» **Exercise description**
A word-for-word reproduction of the data below is needed, with no pictures in it.

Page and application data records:
↓
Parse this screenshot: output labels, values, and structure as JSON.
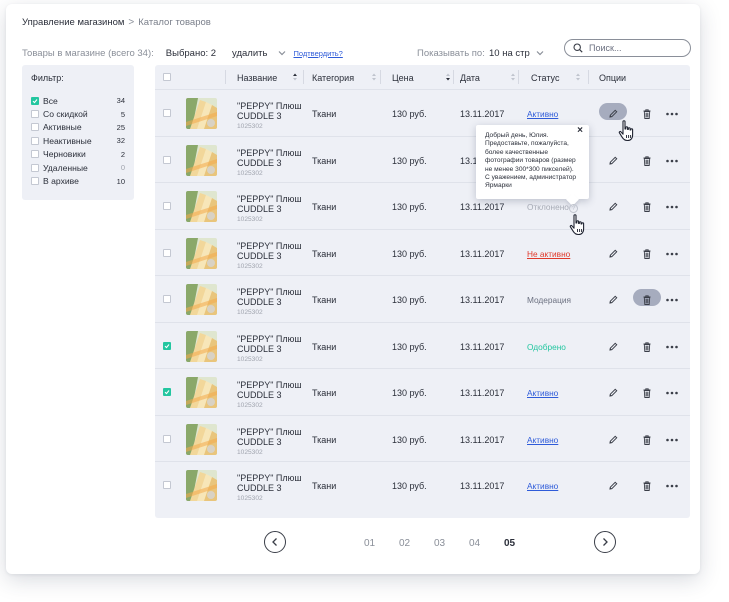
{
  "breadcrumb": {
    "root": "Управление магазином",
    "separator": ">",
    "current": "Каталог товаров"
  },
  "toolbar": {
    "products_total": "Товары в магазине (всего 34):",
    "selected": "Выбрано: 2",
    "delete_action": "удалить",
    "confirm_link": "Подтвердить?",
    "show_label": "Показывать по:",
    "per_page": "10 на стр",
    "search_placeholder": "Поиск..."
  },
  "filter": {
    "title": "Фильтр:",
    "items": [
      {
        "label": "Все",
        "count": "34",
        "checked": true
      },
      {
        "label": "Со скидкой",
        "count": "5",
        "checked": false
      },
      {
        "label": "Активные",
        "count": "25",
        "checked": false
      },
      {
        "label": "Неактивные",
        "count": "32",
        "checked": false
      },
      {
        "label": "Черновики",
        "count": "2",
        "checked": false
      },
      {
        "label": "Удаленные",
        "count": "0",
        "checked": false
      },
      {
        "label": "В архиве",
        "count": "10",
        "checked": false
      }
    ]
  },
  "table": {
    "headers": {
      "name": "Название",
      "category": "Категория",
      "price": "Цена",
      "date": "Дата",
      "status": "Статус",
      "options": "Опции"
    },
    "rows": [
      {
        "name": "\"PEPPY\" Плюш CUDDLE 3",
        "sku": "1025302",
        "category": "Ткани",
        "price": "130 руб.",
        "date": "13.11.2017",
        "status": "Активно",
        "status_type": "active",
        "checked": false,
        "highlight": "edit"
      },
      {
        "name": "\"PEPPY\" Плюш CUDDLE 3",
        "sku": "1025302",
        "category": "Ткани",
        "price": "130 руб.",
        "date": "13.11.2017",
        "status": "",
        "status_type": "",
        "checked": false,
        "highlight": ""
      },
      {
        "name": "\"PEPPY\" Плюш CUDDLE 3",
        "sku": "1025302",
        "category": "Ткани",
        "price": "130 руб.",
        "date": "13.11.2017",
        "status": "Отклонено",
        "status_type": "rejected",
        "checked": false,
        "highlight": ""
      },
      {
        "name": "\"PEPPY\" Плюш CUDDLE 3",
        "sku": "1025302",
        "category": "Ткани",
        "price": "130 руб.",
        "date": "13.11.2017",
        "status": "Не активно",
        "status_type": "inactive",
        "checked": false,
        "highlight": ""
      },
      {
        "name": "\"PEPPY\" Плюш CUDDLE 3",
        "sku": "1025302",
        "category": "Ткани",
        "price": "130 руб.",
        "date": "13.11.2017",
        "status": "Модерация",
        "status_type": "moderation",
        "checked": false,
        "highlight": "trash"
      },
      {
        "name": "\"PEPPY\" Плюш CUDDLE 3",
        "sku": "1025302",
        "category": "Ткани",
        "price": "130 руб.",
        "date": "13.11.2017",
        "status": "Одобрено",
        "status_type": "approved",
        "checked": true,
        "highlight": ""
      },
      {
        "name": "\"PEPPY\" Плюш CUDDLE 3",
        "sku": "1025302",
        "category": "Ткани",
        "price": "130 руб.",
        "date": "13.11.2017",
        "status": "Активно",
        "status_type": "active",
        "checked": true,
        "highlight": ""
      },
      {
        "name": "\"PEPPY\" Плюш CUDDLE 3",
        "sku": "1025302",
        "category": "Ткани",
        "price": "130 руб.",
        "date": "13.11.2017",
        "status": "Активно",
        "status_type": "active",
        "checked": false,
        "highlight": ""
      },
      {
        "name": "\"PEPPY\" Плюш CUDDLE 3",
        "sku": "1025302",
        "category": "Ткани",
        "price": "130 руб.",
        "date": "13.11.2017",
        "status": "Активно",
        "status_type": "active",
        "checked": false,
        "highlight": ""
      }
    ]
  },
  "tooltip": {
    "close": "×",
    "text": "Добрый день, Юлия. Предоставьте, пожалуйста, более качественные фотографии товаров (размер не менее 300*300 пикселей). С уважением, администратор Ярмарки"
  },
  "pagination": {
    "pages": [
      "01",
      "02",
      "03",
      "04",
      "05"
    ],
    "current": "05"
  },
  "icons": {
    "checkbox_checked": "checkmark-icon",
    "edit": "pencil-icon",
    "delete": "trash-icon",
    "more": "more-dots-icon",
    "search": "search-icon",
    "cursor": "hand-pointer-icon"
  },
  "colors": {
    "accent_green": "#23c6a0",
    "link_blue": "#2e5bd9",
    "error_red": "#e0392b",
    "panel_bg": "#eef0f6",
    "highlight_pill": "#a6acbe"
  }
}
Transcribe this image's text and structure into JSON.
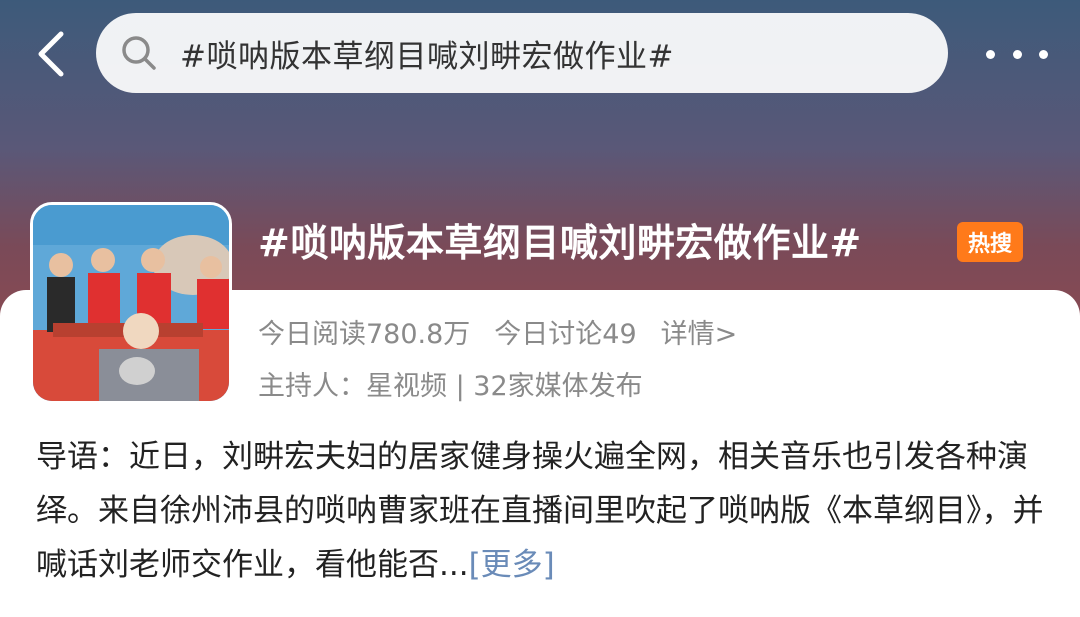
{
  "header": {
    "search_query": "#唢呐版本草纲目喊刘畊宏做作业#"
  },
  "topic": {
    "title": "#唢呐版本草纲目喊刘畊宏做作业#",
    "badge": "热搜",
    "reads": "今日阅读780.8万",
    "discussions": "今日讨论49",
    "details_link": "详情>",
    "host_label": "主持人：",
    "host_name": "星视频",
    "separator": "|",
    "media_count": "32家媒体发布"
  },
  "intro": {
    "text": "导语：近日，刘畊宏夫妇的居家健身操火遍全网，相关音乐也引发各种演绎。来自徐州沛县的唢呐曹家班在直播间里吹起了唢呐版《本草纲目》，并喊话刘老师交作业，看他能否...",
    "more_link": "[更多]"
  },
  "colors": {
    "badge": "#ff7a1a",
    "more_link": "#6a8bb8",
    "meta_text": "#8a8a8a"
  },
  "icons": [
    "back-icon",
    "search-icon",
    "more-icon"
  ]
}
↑
» **Solution to this task**
Parse this screenshot: output labels, values, and structure as JSON.
{
  "breadcrumb": {
    "root": "Управление магазином",
    "separator": ">",
    "current": "Каталог товаров"
  },
  "toolbar": {
    "products_total": "Товары в магазине (всего 34):",
    "selected": "Выбрано: 2",
    "delete_action": "удалить",
    "confirm_link": "Подтвердить?",
    "show_label": "Показывать по:",
    "per_page": "10 на стр",
    "search_placeholder": "Поиск..."
  },
  "filter": {
    "title": "Фильтр:",
    "items": [
      {
        "label": "Все",
        "count": "34",
        "checked": true
      },
      {
        "label": "Со скидкой",
        "count": "5",
        "checked": false
      },
      {
        "label": "Активные",
        "count": "25",
        "checked": false
      },
      {
        "label": "Неактивные",
        "count": "32",
        "checked": false
      },
      {
        "label": "Черновики",
        "count": "2",
        "checked": false
      },
      {
        "label": "Удаленные",
        "count": "0",
        "checked": false
      },
      {
        "label": "В архиве",
        "count": "10",
        "checked": false
      }
    ]
  },
  "table": {
    "headers": {
      "name": "Название",
      "category": "Категория",
      "price": "Цена",
      "date": "Дата",
      "status": "Статус",
      "options": "Опции"
    },
    "rows": [
      {
        "name": "\"PEPPY\" Плюш CUDDLE 3",
        "sku": "1025302",
        "category": "Ткани",
        "price": "130 руб.",
        "date": "13.11.2017",
        "status": "Активно",
        "status_type": "active",
        "checked": false,
        "highlight": "edit"
      },
      {
        "name": "\"PEPPY\" Плюш CUDDLE 3",
        "sku": "1025302",
        "category": "Ткани",
        "price": "130 руб.",
        "date": "13.11.2017",
        "status": "",
        "status_type": "",
        "checked": false,
        "highlight": ""
      },
      {
        "name": "\"PEPPY\" Плюш CUDDLE 3",
        "sku": "1025302",
        "category": "Ткани",
        "price": "130 руб.",
        "date": "13.11.2017",
        "status": "Отклонено",
        "status_type": "rejected",
        "checked": false,
        "highlight": ""
      },
      {
        "name": "\"PEPPY\" Плюш CUDDLE 3",
        "sku": "1025302",
        "category": "Ткани",
        "price": "130 руб.",
        "date": "13.11.2017",
        "status": "Не активно",
        "status_type": "inactive",
        "checked": false,
        "highlight": ""
      },
      {
        "name": "\"PEPPY\" Плюш CUDDLE 3",
        "sku": "1025302",
        "category": "Ткани",
        "price": "130 руб.",
        "date": "13.11.2017",
        "status": "Модерация",
        "status_type": "moderation",
        "checked": false,
        "highlight": "trash"
      },
      {
        "name": "\"PEPPY\" Плюш CUDDLE 3",
        "sku": "1025302",
        "category": "Ткани",
        "price": "130 руб.",
        "date": "13.11.2017",
        "status": "Одобрено",
        "status_type": "approved",
        "checked": true,
        "highlight": ""
      },
      {
        "name": "\"PEPPY\" Плюш CUDDLE 3",
        "sku": "1025302",
        "category": "Ткани",
        "price": "130 руб.",
        "date": "13.11.2017",
        "status": "Активно",
        "status_type": "active",
        "checked": true,
        "highlight": ""
      },
      {
        "name": "\"PEPPY\" Плюш CUDDLE 3",
        "sku": "1025302",
        "category": "Ткани",
        "price": "130 руб.",
        "date": "13.11.2017",
        "status": "Активно",
        "status_type": "active",
        "checked": false,
        "highlight": ""
      },
      {
        "name": "\"PEPPY\" Плюш CUDDLE 3",
        "sku": "1025302",
        "category": "Ткани",
        "price": "130 руб.",
        "date": "13.11.2017",
        "status": "Активно",
        "status_type": "active",
        "checked": false,
        "highlight": ""
      }
    ]
  },
  "tooltip": {
    "close": "×",
    "text": "Добрый день, Юлия. Предоставьте, пожалуйста, более качественные фотографии товаров (размер не менее 300*300 пикселей). С уважением, администратор Ярмарки"
  },
  "pagination": {
    "pages": [
      "01",
      "02",
      "03",
      "04",
      "05"
    ],
    "current": "05"
  },
  "icons": {
    "checkbox_checked": "checkmark-icon",
    "edit": "pencil-icon",
    "delete": "trash-icon",
    "more": "more-dots-icon",
    "search": "search-icon",
    "cursor": "hand-pointer-icon"
  },
  "colors": {
    "accent_green": "#23c6a0",
    "link_blue": "#2e5bd9",
    "error_red": "#e0392b",
    "panel_bg": "#eef0f6",
    "highlight_pill": "#a6acbe"
  }
}
Transcribe this image's text and structure into JSON.
{
  "header": {
    "search_query": "#唢呐版本草纲目喊刘畊宏做作业#"
  },
  "topic": {
    "title": "#唢呐版本草纲目喊刘畊宏做作业#",
    "badge": "热搜",
    "reads": "今日阅读780.8万",
    "discussions": "今日讨论49",
    "details_link": "详情>",
    "host_label": "主持人：",
    "host_name": "星视频",
    "separator": "|",
    "media_count": "32家媒体发布"
  },
  "intro": {
    "text": "导语：近日，刘畊宏夫妇的居家健身操火遍全网，相关音乐也引发各种演绎。来自徐州沛县的唢呐曹家班在直播间里吹起了唢呐版《本草纲目》，并喊话刘老师交作业，看他能否...",
    "more_link": "[更多]"
  },
  "colors": {
    "badge": "#ff7a1a",
    "more_link": "#6a8bb8",
    "meta_text": "#8a8a8a"
  },
  "icons": [
    "back-icon",
    "search-icon",
    "more-icon"
  ]
}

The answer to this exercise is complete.